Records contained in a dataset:

★ ★ ★ ★ ★ ★ ★

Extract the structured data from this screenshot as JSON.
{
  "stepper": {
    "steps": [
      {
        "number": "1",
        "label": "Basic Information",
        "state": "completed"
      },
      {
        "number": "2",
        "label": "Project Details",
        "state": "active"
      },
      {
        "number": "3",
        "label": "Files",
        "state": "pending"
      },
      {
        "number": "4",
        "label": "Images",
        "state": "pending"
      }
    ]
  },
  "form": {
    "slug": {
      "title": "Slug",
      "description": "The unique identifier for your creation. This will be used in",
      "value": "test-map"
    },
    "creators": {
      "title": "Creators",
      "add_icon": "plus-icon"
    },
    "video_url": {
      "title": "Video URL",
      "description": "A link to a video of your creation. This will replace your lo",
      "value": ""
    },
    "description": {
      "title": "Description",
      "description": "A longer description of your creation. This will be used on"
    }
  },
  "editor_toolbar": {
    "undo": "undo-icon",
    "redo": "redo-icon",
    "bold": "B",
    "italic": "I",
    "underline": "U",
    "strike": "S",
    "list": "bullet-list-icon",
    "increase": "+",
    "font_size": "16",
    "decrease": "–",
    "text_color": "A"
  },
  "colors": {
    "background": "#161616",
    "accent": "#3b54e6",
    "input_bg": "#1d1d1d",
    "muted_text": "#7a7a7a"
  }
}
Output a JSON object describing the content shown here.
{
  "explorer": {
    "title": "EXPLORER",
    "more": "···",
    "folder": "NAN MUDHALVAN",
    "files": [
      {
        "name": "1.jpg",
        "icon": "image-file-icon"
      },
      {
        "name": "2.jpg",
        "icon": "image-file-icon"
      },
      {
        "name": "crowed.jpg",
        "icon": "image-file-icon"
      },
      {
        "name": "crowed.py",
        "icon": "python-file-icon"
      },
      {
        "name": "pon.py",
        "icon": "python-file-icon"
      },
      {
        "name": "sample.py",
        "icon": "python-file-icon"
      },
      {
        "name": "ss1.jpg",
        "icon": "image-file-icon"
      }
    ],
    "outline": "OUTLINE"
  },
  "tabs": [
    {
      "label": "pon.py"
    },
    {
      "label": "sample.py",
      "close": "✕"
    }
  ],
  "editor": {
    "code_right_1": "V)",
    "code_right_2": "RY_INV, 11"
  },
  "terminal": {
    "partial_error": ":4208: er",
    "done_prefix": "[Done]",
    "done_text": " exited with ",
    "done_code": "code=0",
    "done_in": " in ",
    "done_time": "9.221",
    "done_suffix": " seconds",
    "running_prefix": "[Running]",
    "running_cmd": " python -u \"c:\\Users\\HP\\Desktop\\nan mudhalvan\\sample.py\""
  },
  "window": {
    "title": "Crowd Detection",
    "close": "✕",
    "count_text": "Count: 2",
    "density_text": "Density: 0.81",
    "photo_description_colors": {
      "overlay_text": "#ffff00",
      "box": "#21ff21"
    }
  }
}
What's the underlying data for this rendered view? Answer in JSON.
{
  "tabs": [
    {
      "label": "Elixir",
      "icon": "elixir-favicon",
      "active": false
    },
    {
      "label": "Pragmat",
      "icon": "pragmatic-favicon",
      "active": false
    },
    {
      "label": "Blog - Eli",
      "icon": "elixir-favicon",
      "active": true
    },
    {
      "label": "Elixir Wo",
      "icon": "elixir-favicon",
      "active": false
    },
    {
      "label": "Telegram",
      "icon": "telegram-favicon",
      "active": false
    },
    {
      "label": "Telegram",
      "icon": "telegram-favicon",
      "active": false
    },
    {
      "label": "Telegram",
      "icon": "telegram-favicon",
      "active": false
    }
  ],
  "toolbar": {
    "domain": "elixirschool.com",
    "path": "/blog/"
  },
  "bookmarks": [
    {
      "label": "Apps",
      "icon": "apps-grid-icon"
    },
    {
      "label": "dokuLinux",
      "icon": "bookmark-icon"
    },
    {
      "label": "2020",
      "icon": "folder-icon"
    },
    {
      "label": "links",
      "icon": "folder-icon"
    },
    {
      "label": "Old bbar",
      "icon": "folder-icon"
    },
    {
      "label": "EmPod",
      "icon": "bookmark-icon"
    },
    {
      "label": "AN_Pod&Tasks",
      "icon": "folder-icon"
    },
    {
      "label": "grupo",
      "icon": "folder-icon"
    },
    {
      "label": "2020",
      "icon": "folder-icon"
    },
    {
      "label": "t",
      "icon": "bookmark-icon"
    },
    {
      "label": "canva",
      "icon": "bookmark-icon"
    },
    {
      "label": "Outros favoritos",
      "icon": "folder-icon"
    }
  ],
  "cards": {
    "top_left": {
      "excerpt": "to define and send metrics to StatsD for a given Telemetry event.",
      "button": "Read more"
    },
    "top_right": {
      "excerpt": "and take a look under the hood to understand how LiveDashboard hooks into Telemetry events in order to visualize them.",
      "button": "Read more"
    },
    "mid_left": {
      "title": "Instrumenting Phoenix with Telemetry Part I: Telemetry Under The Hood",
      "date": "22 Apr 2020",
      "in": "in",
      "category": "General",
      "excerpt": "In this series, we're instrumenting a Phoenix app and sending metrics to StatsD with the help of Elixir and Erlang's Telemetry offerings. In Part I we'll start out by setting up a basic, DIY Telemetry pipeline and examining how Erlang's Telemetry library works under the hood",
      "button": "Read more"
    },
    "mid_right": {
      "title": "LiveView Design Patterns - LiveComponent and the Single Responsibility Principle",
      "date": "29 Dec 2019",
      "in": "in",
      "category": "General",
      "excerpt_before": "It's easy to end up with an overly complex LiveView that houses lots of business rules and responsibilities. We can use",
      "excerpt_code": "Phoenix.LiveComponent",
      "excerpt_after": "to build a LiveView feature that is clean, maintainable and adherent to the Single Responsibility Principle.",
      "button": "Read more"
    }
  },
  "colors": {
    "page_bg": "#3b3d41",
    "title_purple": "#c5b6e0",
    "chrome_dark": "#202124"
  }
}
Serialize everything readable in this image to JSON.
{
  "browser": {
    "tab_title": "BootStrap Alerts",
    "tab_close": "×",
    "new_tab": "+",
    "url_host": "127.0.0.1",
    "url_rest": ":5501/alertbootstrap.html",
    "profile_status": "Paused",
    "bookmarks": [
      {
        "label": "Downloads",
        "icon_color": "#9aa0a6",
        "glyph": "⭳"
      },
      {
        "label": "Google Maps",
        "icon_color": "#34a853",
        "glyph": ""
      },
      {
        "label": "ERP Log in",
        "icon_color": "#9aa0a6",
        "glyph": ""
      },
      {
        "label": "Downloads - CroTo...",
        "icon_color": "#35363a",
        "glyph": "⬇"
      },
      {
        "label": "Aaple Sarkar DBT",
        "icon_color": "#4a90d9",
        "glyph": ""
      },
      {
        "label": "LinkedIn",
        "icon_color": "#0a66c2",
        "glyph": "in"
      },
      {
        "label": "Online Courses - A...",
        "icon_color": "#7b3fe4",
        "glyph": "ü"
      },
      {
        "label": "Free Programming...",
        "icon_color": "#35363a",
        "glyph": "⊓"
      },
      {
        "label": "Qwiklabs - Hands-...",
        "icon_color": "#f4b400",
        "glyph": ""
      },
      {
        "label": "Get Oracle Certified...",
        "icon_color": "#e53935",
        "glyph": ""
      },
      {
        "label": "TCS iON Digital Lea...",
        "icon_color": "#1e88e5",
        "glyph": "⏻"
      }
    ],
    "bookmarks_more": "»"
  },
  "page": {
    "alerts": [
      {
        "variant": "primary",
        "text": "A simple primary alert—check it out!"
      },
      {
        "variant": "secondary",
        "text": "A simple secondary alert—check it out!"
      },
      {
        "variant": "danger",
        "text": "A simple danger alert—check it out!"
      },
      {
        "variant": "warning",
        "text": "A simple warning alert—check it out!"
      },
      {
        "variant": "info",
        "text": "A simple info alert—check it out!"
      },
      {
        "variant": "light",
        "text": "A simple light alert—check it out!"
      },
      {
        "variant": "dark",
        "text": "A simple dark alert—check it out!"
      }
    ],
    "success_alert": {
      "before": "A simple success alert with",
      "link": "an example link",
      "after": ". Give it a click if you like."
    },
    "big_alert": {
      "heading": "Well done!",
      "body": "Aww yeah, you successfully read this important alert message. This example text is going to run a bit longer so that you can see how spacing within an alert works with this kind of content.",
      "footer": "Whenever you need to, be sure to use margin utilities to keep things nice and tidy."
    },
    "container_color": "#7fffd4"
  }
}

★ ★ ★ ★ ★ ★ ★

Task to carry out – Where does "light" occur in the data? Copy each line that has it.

Expected answer –
        "variant": "light",
        "text": "A simple light alert—check it out!"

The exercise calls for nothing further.